By Eric Tegethoff
Washington News Service
SEATTLE – One dirty truth – literally – about child rearing is the high cost of diapers.
They cost families from $70 to $80 a month per child.
Congress is considering legislation that would fund pilot programs in Washington and other states to help low-income families afford the necessity.
Currently, no federal program meets that need, says Alison Weir, director of policy and research at the National Diaper Bank Network.
“You tell people that you can’t buy diapers with food stamps or WIC (Special Supplemental Nutrition Program for Women, Infants and Children) and the first response is ‘What?'” she points out. “Neither program is meant for that, but the programs that were meant to cover basic needs have all shrunk to the point where there’s a big hole in the safety net.”

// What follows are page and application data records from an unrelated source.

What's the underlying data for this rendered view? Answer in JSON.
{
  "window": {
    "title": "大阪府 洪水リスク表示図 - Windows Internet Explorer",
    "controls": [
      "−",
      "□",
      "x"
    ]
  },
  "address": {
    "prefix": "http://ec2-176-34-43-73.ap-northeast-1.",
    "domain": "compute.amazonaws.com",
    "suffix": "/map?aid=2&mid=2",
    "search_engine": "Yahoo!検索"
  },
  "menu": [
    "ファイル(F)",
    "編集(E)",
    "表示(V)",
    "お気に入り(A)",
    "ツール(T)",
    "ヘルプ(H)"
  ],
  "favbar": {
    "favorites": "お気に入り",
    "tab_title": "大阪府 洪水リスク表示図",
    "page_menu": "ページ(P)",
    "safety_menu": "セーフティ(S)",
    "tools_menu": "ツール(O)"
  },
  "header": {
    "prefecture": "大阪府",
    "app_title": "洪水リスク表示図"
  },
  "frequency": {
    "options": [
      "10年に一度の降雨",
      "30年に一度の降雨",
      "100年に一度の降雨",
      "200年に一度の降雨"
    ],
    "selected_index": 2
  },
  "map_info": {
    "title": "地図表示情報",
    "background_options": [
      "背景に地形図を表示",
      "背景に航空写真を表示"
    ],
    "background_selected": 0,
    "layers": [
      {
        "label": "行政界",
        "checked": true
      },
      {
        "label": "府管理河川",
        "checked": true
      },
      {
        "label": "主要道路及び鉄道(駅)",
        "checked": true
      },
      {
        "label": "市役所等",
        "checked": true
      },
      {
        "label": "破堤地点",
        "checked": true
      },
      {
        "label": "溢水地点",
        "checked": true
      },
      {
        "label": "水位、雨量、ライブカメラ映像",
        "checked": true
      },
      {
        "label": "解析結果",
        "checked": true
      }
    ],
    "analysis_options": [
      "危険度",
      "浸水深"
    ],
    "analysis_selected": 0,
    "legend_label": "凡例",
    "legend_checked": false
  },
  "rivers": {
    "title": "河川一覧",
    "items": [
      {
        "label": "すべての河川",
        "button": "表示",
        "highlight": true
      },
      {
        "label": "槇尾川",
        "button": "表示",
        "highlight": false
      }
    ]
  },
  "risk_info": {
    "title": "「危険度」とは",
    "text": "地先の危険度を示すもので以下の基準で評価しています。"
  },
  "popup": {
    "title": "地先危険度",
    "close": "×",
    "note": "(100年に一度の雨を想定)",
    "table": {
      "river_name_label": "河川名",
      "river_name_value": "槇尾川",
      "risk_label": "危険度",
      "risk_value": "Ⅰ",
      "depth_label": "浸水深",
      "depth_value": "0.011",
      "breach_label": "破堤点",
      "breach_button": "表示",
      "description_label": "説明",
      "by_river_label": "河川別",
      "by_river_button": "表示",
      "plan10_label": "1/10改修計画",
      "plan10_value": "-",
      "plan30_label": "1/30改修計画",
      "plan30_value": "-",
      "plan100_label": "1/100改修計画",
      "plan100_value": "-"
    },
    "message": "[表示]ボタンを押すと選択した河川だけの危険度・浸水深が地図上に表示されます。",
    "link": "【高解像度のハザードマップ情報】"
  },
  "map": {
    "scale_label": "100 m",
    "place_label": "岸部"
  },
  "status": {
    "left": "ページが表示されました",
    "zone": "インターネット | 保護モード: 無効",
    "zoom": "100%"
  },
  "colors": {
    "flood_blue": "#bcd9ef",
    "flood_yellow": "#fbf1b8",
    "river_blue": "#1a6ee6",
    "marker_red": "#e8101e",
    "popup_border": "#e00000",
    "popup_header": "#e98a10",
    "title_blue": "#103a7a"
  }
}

TANF (Temporary Assistance for Needy Families) is the only program that provides money that could be used for diapers.
Missouri recently opted to fund diaper banks there and California is considering a voucher to offset the cost for children enrolled in subsidized day care.
The federal bill has been referred to a House subcommittee for consideration.
Weir says the pressure to provide diapers for their children often forces parents to make tough choices. It’s a fact illustrated by a survey from Feeding America in which parents shared some surprising confessions.
“A large number of folks admitted to delaying changing a diaper or, in some cases, shaking a diaper out and trying to reuse it,” she relates. “And if you don’t have diapers in most cases you can’t leave your child at day care because most day cares require parents to provide the diapers their child will use.”
There are currently seven diaper banks in Washington state. Of the more than 260,000 children in the state under age three, 20 percent live in households earning less than the federal poverty line.
Eric Tegethoff is a journalist covering the Northwest. Eric has worked as a reporter for KBOO, XRAY FM, and Oregon Public Broadcasting in Portland, Oregon, as well as other print and digital news media. In 2012, Eric traveled to North Dakota to write about the Bakken region oil boom. He's also worked at a movie theater, as a campaign canvasser and quality assurance at a milk packaging factory. Eric is originally from Orlando, Florida. He graduated from the University of Florida in 2010.